Dedicated to Mrs. Bruce and Mr. Haist
for Teacher Appreciation Week 2011
I’ve always been a bookworm, and I always loved English class in school. I had two English teachers whose influence on my life was greater than they would ever know.
Garvin Haist was my eighth-grade English teacher. He told my mother in my hearing that “Marilyn has a way with words.” That obviously made an enormous impression on me, to have remembered it for fifty years now. I’ve done my best to live up to it ever since.
Marjorie Bruce was my favorite high school English teacher. I was in her eleventh grade English class, AP English and Creative Writing classes. I loved her classes. She taught me about literature and coached my writing skills, of course. That was the least of what I learned from her. Much more fundamental, she taught me how to think about the written word.
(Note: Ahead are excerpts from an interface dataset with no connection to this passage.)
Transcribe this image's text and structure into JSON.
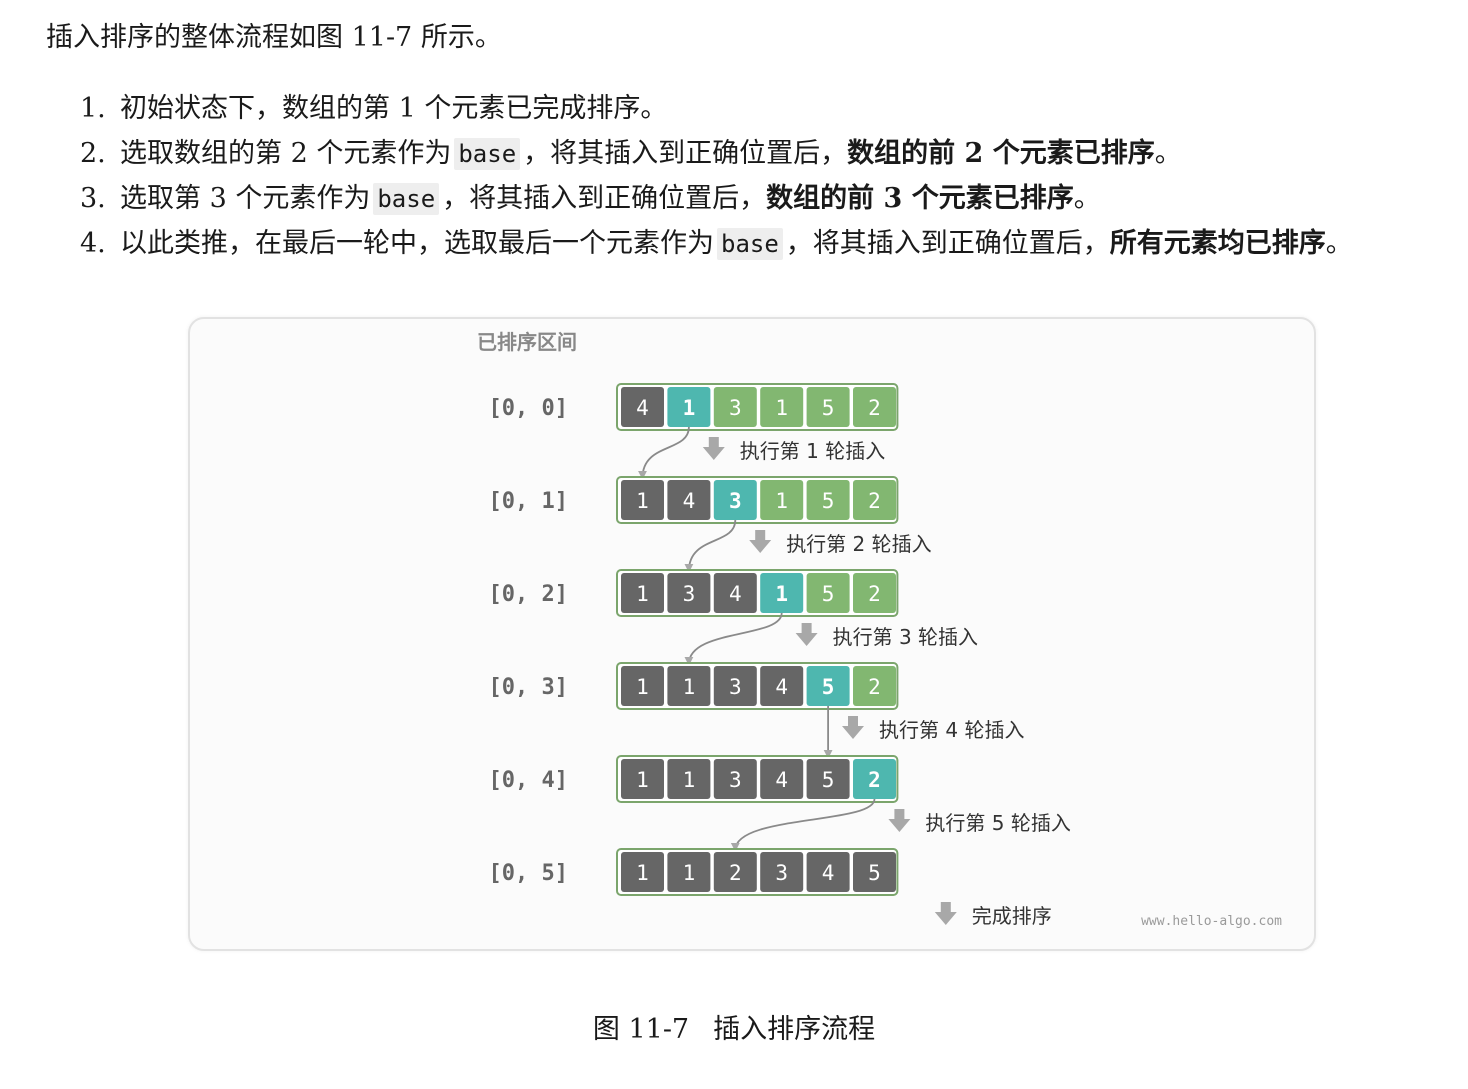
{
  "intro": "插入排序的整体流程如图 11-7 所示。",
  "steps": [
    {
      "num": "1.",
      "pre": "初始状态下，数组的第 1 个元素已完成排序。",
      "code": "",
      "mid": "",
      "bold": "",
      "post": ""
    },
    {
      "num": "2.",
      "pre": "选取数组的第 2 个元素作为",
      "code": "base",
      "mid": "，将其插入到正确位置后，",
      "bold": "数组的前 2 个元素已排序",
      "post": "。"
    },
    {
      "num": "3.",
      "pre": "选取第 3 个元素作为",
      "code": "base",
      "mid": "，将其插入到正确位置后，",
      "bold": "数组的前 3 个元素已排序",
      "post": "。"
    },
    {
      "num": "4.",
      "pre": "以此类推，在最后一轮中，选取最后一个元素作为",
      "code": "base",
      "mid": "，将其插入到正确位置后，",
      "bold": "所有元素均已排序",
      "post": "。"
    }
  ],
  "figure": {
    "header": "已排序区间",
    "watermark": "www.hello-algo.com",
    "colors": {
      "sorted": "#666666",
      "unsorted": "#82b771",
      "base": "#4eb7af",
      "border": "#7ba56c",
      "arrow": "#a8a8a8",
      "label": "#666666"
    },
    "rows": [
      {
        "range": "[0, 0]",
        "values": [
          4,
          1,
          3,
          1,
          5,
          2
        ],
        "base": 1,
        "step": "执行第  1  轮插入"
      },
      {
        "range": "[0, 1]",
        "values": [
          1,
          4,
          3,
          1,
          5,
          2
        ],
        "base": 2,
        "step": "执行第  2  轮插入"
      },
      {
        "range": "[0, 2]",
        "values": [
          1,
          3,
          4,
          1,
          5,
          2
        ],
        "base": 3,
        "step": "执行第  3  轮插入"
      },
      {
        "range": "[0, 3]",
        "values": [
          1,
          1,
          3,
          4,
          5,
          2
        ],
        "base": 4,
        "step": "执行第  4  轮插入"
      },
      {
        "range": "[0, 4]",
        "values": [
          1,
          1,
          3,
          4,
          5,
          2
        ],
        "base": 5,
        "step": "执行第  5  轮插入"
      },
      {
        "range": "[0, 5]",
        "values": [
          1,
          1,
          2,
          3,
          4,
          5
        ],
        "base": -1,
        "step": "完成排序"
      }
    ],
    "insert_targets": [
      0,
      1,
      1,
      4,
      2
    ]
  },
  "caption": {
    "num": "图 11-7",
    "title": "插入排序流程"
  }
}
In Mrs. Bruce’s AP English class we spent weeks analyzing an essay called “Vulture Country.” None of us was at all interested in reading about the natural history of the vulture, but by the time we were done, all of us wanted more. Mrs. Bruce took us through the piece line by line, phrase by phrase, word by word. We looked at not just what the author said, but the way he said it, and why he would have chosen to say it just that way, at the rhythm, balance and flow of his writing. From that microscopic examination, I absorbed an awareness of the subtleties of language that informs both how I write and how I read.
I didn’t plan to take Creative Writing, but in the last half of my senior year AP English conflicted with concert band, and band won. Creative Writing was probably the most valuable English class I ever had. Mrs. Bruce stretched and bent my thinking out of my expository ruts. I wasn’t particularly imaginative, but she coaxed some originality out of me.
You can’t exactly teach creativity, but you can create an environment for it to emerge. Mrs. Bruce was great at that. In the mid-’60s, before it was trendy, she was doing things like rearranging the desks in her classroom so the students faced one another. We did lots of brainstorming exercises, although I didn’t learn that term until much later. One exercise I remember vividly started with Mrs. Bruce writing a few random letters on the chalkboard, say, W-C-E-N. Then students threw out possible phrases using them as initials. (My husband and I do this with license plates all the time. He’s a lot better at it than I am.) My W-C-E-N phrase was Winter Comes Every Night. Then we had to write something, anything, using that phrase. I wrote a poem about nuclear winter. Well, I was 17 and it was the ’60s.
Mrs. Bruce’s favorite maxim was, “Writing is reading turned inside out.” The idea of putting yourself in the reader’s shoes when you write was a revelation. Aha, it’s not just how you say it, it’s how they read it. Will the reader “hear” it the way you’re thinking it?
Thinking inside out applies to all my work. I can’t think of an area where it isn’t helpful. From my first job out of college as a weekly newspaper reporter, graphic design, typography and layout were as much a part of my work as the words I wrote. Design doesn’t just make things look nice, it determines how they work and how well, whether they get read or used. A brochure or website that looks thrown together doesn’t just seem amateurish. If it’s too much work to find what you want to know or the page just hurts your eyes to look at it, do you think you’ll keep reading, or buy what they’re selling? Me either.
So whether I’m editing the text of a book, designing its pages and cover, building a website, creating logos and business cards, making brochures or whatever, I try to think from the inside out. I think, I hope, it shows.
So thank you, Garvin Haist, for giving me confidence in my “way with words.” And thank you, Marjorie Bruce, for turning reading inside out.